Kiwi role in advance on new meningitis vaccine
International research that drew on New Zealand's groundbreaking meningococcal B vaccine campaign is being hailed as a breakthrough in the fight against the deadly disease.
The B-group of meningococcal strains has been notoriously difficult to prevent, with no universal vaccine available.
Two Wellington teenagers – Penelope Lake and Joshua Hinaki, both 19 – died of the disease last year.
Trials of a Chilean-developed vaccine that offers protection have shown early success, with nearly all 1300 teenage participants still immune six months after receiving two or three doses.
Previous trials showed the vaccine was also successful in adults and infants.
The research, published today in the leading medical journal Lancet, drew on a vaccine specially developed to combat a meningococcal B epidemic in New Zealand in the 1990s and early 2000s, which killed 185 people and infected more than 4000.
The nationwide MeNZB campaign was launched in 2004, with about a million young New Zealanders receiving the vaccine before it was wound up in 2008.
However, that vaccine was designed to protect against only the particular strain circulating in New Zealand, so could not be used as a universal vaccine.
There are six types of meningococcal disease, which all have multiple strains.
The two types most common in New Zealand are meningococcal B and meningococcal C, which has a universal vaccine.
Teenagers aged 11 to 17 who were given the Chilean vaccine all tested positive after six months for three key antibodies that protect against multiple B strains.
Components of the New Zealand vaccine were used to create it.
Immunisation Advisory Centre director of research Helen Petousis-Harris said the research was exciting.
"It's highly significant – it's the only candidate [for a] universal vaccine against group B at the moment.
"From what I can see, they've conducted a range of trials and it looks like it's generating a really good immune response."
New Zealand's Immunisation Technical Forum was likely to discuss it and make recommendations to the Health Ministry about whether it should be made available here, she said.
"It's a question of getting it licensed and then deciding if you'd put it on the immunisation schedule or make it available on the private market."
In a Lancet commentary piece, Professor David Stephens, of Atlanta's Emory University, said the new vaccine was a potential breakthrough.
"[Meningococcal B] is now the leading cause of meningococcal disease, especially in infants and young children in many countries.
"The 4CMenB vaccine could be a key to ... future prevention."

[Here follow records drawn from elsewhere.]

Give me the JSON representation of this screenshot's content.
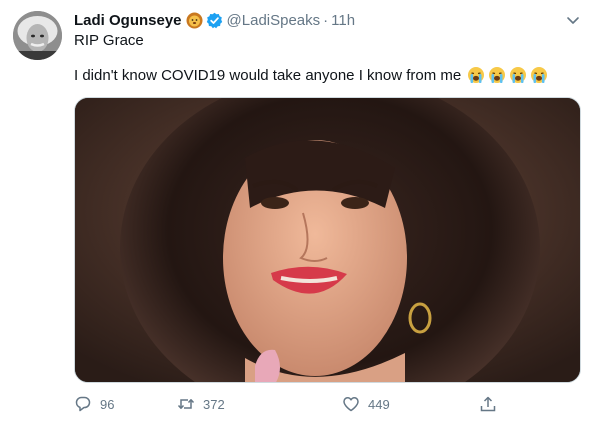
{
  "author": {
    "display_name": "Ladi Ogunseye",
    "handle": "@LadiSpeaks",
    "separator": "·",
    "time": "11h",
    "name_emoji": "lion-face-icon",
    "verified_icon": "verified-badge-icon"
  },
  "tweet": {
    "subtitle": "RIP Grace",
    "text": "I didn't know COVID19 would take anyone I know from me",
    "emoji": [
      "loudly-crying-face-icon",
      "loudly-crying-face-icon",
      "loudly-crying-face-icon",
      "loudly-crying-face-icon"
    ]
  },
  "actions": {
    "reply_count": "96",
    "retweet_count": "372",
    "like_count": "449"
  },
  "colors": {
    "muted": "#657786",
    "verified": "#1da1f2",
    "text": "#0f1419"
  }
}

The vaccine had a good safety profile but there was still further research to be done, including determining whether the vaccine offered long-term protection, Prof Stephens said.
The Dominion Post